Menstruation

The continuing bitter standoff of whether women of menstruating age should be allowed entry into Sabarimala temple in Kerala shows the negative power of entrenched beliefs. The Supreme Court’s forward-looking verdict is being openly defied, activists are hounded and parties are making political capital out of the dispute. That the stigma related to menstruation still exists shows clearly that people think of this natural process, so vital for reproduction, as a problem. This mentality has to change. Women are not allowed a lot of things during their periods, and this is simply not acceptable. Menstruation has a lot of stigma around it and people have to be made aware that it is nothing more than a natural phenomenon. In this patriarchal society that we live in, where age old myths and traditions decide what women should do during their periods, has led to women shying away from something that is a natural process, which every woman capable of giving birth goes through. Women are not allowed to enter into kitchens, they are told to stay away from places of worship and are even told not to leave their homes during their periods. Such rules set by a male chauvinistic society for women to follow are unacceptable. What is worse is that even elderly women are into this — despite facing such irrational, unscientific discrimination in their youth, it is sad indeed that they help perpetrate the same injustice an indignity on younger members of their sex.
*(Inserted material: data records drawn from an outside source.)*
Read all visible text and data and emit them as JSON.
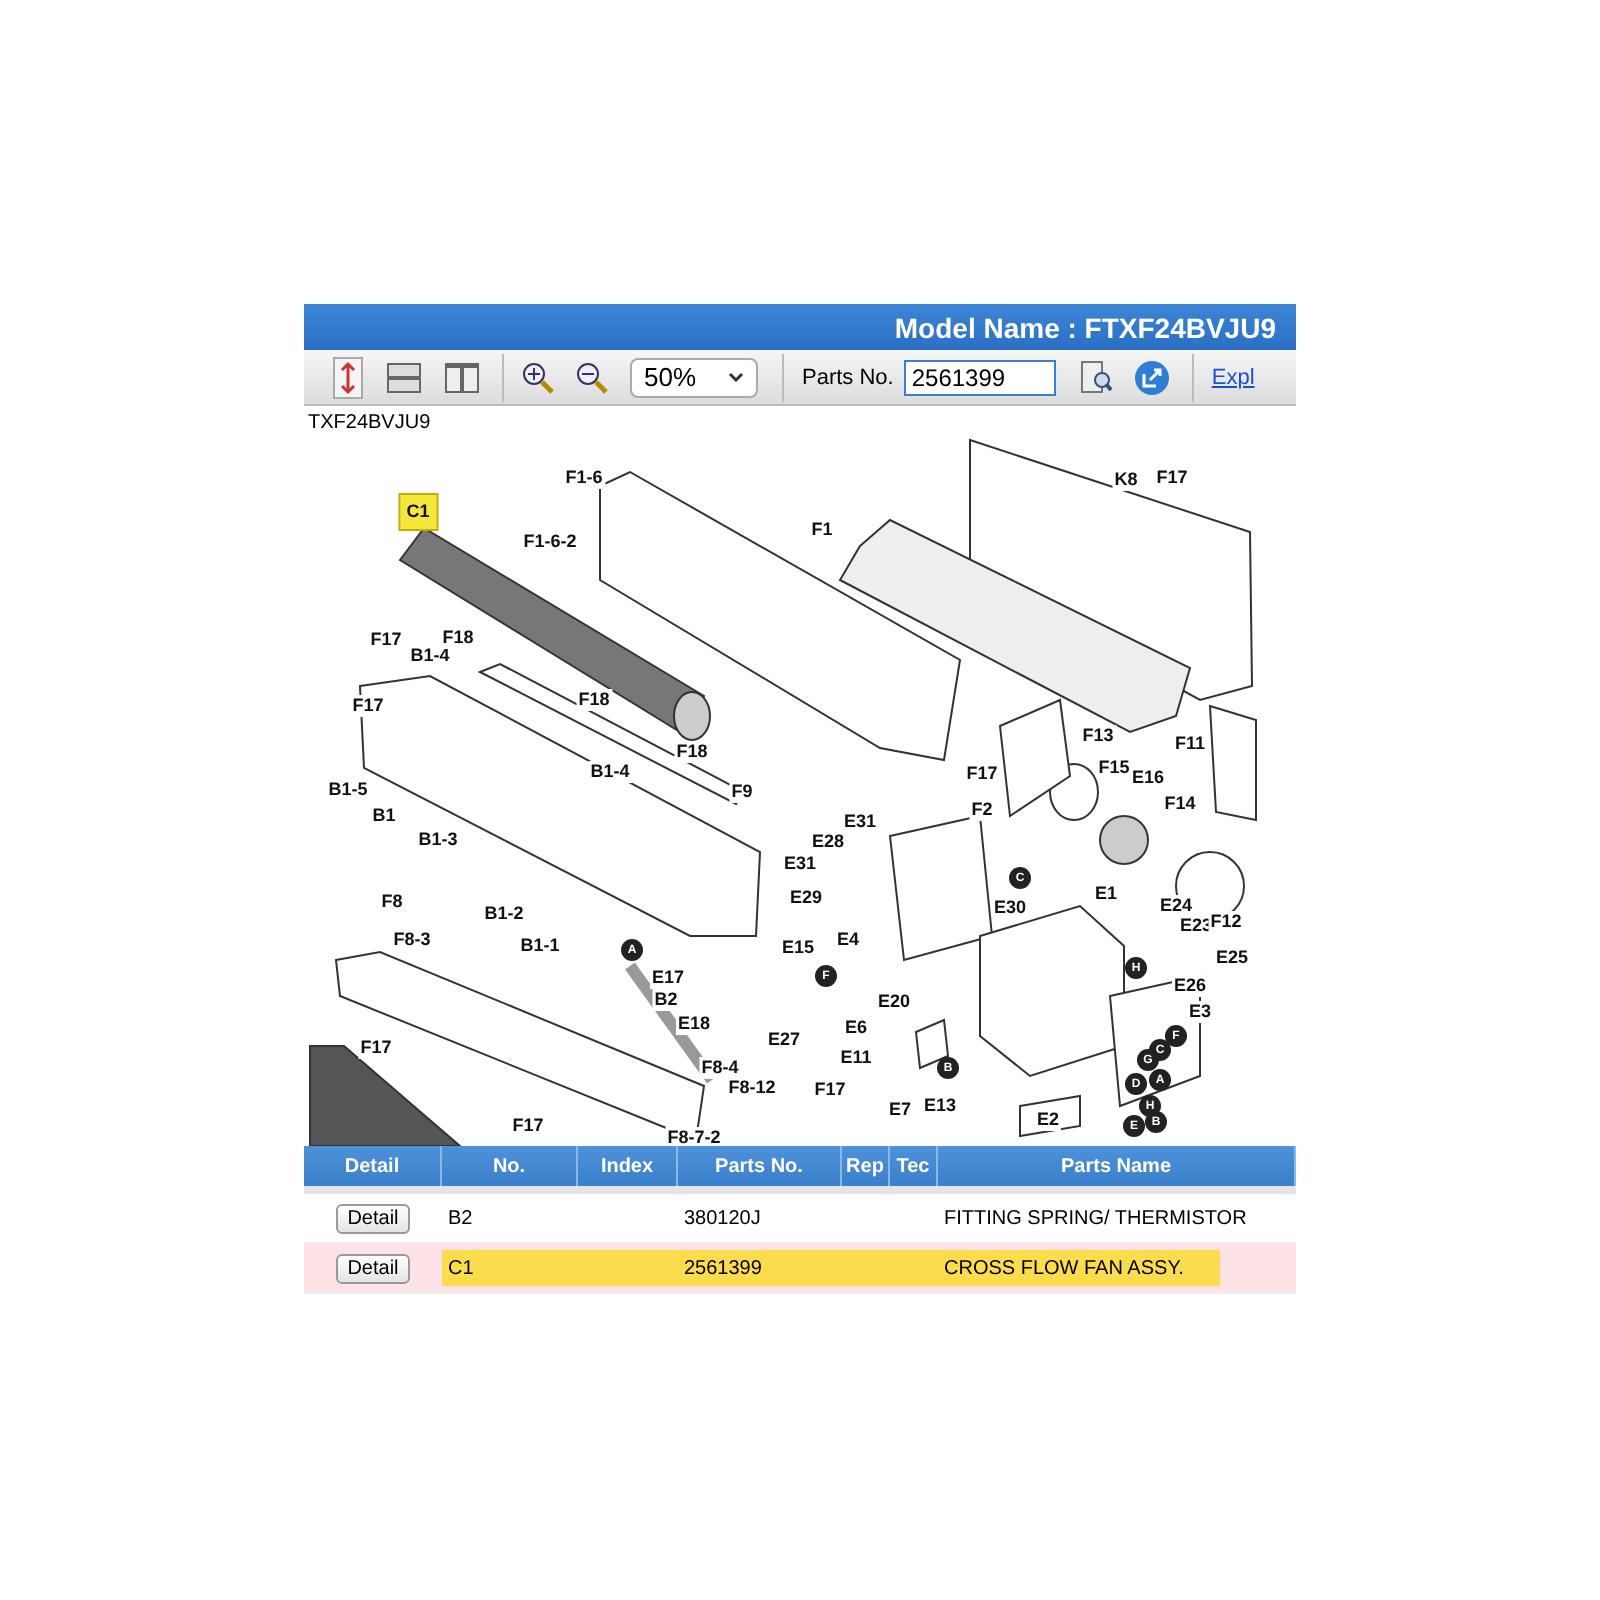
{
  "header": {
    "title": "Model Name : FTXF24BVJU9"
  },
  "toolbar": {
    "zoom": "50%",
    "parts_no_label": "Parts No.",
    "parts_no": "2561399",
    "link": "Expl"
  },
  "diagram": {
    "caption": "TXF24BVJU9",
    "callouts": [
      {
        "text": "C1",
        "kind": "label",
        "selected": true
      },
      {
        "text": "F1-6",
        "kind": "label",
        "selected": false
      },
      {
        "text": "F1-6-2",
        "kind": "label",
        "selected": false
      },
      {
        "text": "F1",
        "kind": "label",
        "selected": false
      },
      {
        "text": "K8",
        "kind": "label",
        "selected": false
      },
      {
        "text": "F17",
        "kind": "label",
        "selected": false
      },
      {
        "text": "F17",
        "kind": "label",
        "selected": false
      },
      {
        "text": "B1-4",
        "kind": "label",
        "selected": false
      },
      {
        "text": "F18",
        "kind": "label",
        "selected": false
      },
      {
        "text": "F18",
        "kind": "label",
        "selected": false
      },
      {
        "text": "F17",
        "kind": "label",
        "selected": false
      },
      {
        "text": "F18",
        "kind": "label",
        "selected": false
      },
      {
        "text": "B1-5",
        "kind": "label",
        "selected": false
      },
      {
        "text": "B1",
        "kind": "label",
        "selected": false
      },
      {
        "text": "B1-4",
        "kind": "label",
        "selected": false
      },
      {
        "text": "F9",
        "kind": "label",
        "selected": false
      },
      {
        "text": "B1-3",
        "kind": "label",
        "selected": false
      },
      {
        "text": "F17",
        "kind": "label",
        "selected": false
      },
      {
        "text": "F2",
        "kind": "label",
        "selected": false
      },
      {
        "text": "F13",
        "kind": "label",
        "selected": false
      },
      {
        "text": "F15",
        "kind": "label",
        "selected": false
      },
      {
        "text": "E16",
        "kind": "label",
        "selected": false
      },
      {
        "text": "F14",
        "kind": "label",
        "selected": false
      },
      {
        "text": "F11",
        "kind": "label",
        "selected": false
      },
      {
        "text": "E31",
        "kind": "label",
        "selected": false
      },
      {
        "text": "E28",
        "kind": "label",
        "selected": false
      },
      {
        "text": "E31",
        "kind": "label",
        "selected": false
      },
      {
        "text": "E29",
        "kind": "label",
        "selected": false
      },
      {
        "text": "E4",
        "kind": "label",
        "selected": false
      },
      {
        "text": "E30",
        "kind": "label",
        "selected": false
      },
      {
        "text": "E1",
        "kind": "label",
        "selected": false
      },
      {
        "text": "E24",
        "kind": "label",
        "selected": false
      },
      {
        "text": "E23",
        "kind": "label",
        "selected": false
      },
      {
        "text": "F12",
        "kind": "label",
        "selected": false
      },
      {
        "text": "E25",
        "kind": "label",
        "selected": false
      },
      {
        "text": "E26",
        "kind": "label",
        "selected": false
      },
      {
        "text": "E3",
        "kind": "label",
        "selected": false
      },
      {
        "text": "F8",
        "kind": "label",
        "selected": false
      },
      {
        "text": "F8-3",
        "kind": "label",
        "selected": false
      },
      {
        "text": "B1-2",
        "kind": "label",
        "selected": false
      },
      {
        "text": "B1-1",
        "kind": "label",
        "selected": false
      },
      {
        "text": "E17",
        "kind": "label",
        "selected": false
      },
      {
        "text": "B2",
        "kind": "label",
        "selected": false
      },
      {
        "text": "E18",
        "kind": "label",
        "selected": false
      },
      {
        "text": "E15",
        "kind": "label",
        "selected": false
      },
      {
        "text": "E27",
        "kind": "label",
        "selected": false
      },
      {
        "text": "E20",
        "kind": "label",
        "selected": false
      },
      {
        "text": "E6",
        "kind": "label",
        "selected": false
      },
      {
        "text": "E11",
        "kind": "label",
        "selected": false
      },
      {
        "text": "F17",
        "kind": "label",
        "selected": false
      },
      {
        "text": "F17",
        "kind": "label",
        "selected": false
      },
      {
        "text": "E7",
        "kind": "label",
        "selected": false
      },
      {
        "text": "E13",
        "kind": "label",
        "selected": false
      },
      {
        "text": "E2",
        "kind": "label",
        "selected": false
      },
      {
        "text": "F8-4",
        "kind": "label",
        "selected": false
      },
      {
        "text": "F8-12",
        "kind": "label",
        "selected": false
      },
      {
        "text": "F17",
        "kind": "label",
        "selected": false
      },
      {
        "text": "F8-7-2",
        "kind": "label",
        "selected": false
      },
      {
        "text": "A",
        "kind": "circle",
        "selected": false
      },
      {
        "text": "C",
        "kind": "circle",
        "selected": false
      },
      {
        "text": "F",
        "kind": "circle",
        "selected": false
      },
      {
        "text": "H",
        "kind": "circle",
        "selected": false
      },
      {
        "text": "B",
        "kind": "circle",
        "selected": false
      },
      {
        "text": "F",
        "kind": "circle",
        "selected": false
      },
      {
        "text": "C",
        "kind": "circle",
        "selected": false
      },
      {
        "text": "G",
        "kind": "circle",
        "selected": false
      },
      {
        "text": "A",
        "kind": "circle",
        "selected": false
      },
      {
        "text": "D",
        "kind": "circle",
        "selected": false
      },
      {
        "text": "H",
        "kind": "circle",
        "selected": false
      },
      {
        "text": "B",
        "kind": "circle",
        "selected": false
      },
      {
        "text": "E",
        "kind": "circle",
        "selected": false
      }
    ]
  },
  "table": {
    "columns": [
      "Detail",
      "No.",
      "Index",
      "Parts No.",
      "Rep",
      "Tec",
      "Parts Name"
    ],
    "rows": [
      {
        "button": "Detail",
        "no": "B2",
        "index": "",
        "parts_no": "380120J",
        "name": "FITTING SPRING/ THERMISTOR",
        "selected": false
      },
      {
        "button": "Detail",
        "no": "C1",
        "index": "",
        "parts_no": "2561399",
        "name": "CROSS FLOW FAN ASSY.",
        "selected": true
      }
    ]
  }
}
This mentality has to change, and for that to happen, people have to be made aware of it. Our focus should be on helping women understand the need to maintain hygiene during their periods, and steps should be taken to make sanitary pads available to everyone and if possible, for free.

Soumyadeep Das,

Guwahati.